I'd like to think so.
It's ridiculous that, at a time when paranoid HR departments across the land quiver at the mere thought of being sued by employees for biro-related trauma, let alone inequality tribunals, we new dads are given a paltry two weeks' paid paternity leave.
I can only imagine that the childless Whitehall pen pushers who originally set down the two week decree naively imagined that, by the end of their14 days, fathers would have settled their newborns into an unbroken routine of 12-hour sleeps, while also enabling their wives to have recovered enough from birth to fly around Tesco and juggle washing, hoovering and cleaning. I mean, you can do almost anything in two weeks!
Dads should be allowed to stay at home to help ease families in to parenthood and to settle newborns in to their new lives. The choice of who stays at home and who goes to work - even solely over the maternity leave period - should be open and equal to men and women.
It's also a decision that shouldn't be taken likely and, in the B household, it's still one that has to be decided. There is lots to weigh up, of course, but in my opinion the decision rests with Mrs B. If she wants to stay at home and bring up our little man - being there for him at every step of the way - then that is her right to do so and I will do everything I possibly can to support her and him.
Should Mrs B really wish to return to work, however, I would have no qualms whatsoever about becoming a stay-at -home dad. Much better that than sticking him in an expensive nursery, where we'll effectively miss much of his early development and be unable to oversee those who are caring for him.
I have a feeling, however, that stay-at-home dads are a rare breed in our neck of the woods, one undoubtedly viewed with scepticism by the female-dominated buggy-pushing hoardes.
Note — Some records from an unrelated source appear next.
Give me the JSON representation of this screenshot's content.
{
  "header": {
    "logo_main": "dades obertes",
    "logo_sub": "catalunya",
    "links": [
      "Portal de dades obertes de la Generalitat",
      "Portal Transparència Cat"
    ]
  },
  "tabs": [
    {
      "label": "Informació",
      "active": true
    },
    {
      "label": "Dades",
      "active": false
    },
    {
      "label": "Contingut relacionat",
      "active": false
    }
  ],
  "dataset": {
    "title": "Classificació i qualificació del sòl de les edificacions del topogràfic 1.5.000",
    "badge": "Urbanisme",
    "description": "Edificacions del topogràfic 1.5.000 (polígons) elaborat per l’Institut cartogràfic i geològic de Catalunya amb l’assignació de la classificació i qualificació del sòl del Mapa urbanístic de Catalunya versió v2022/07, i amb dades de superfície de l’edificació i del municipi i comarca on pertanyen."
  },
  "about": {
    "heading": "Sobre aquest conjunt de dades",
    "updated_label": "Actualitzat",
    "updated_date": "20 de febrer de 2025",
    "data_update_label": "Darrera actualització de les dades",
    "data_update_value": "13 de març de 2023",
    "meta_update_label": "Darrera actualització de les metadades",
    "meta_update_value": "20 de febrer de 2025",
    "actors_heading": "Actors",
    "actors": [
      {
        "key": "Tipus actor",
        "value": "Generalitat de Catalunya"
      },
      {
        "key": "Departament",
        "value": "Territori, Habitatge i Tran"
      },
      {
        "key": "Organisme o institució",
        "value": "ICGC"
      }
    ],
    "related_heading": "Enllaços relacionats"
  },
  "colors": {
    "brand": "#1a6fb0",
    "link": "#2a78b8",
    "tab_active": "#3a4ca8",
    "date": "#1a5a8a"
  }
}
Indeed, the prospect of turning up at a playgroup like a rookie cowboy in a Wild West saloon (cue silence, turning heads, whispered comments and tumbleweed) actually makes me more nervous than the thought of round-the-clock nappy changes and tantrums.
It's a brave new world.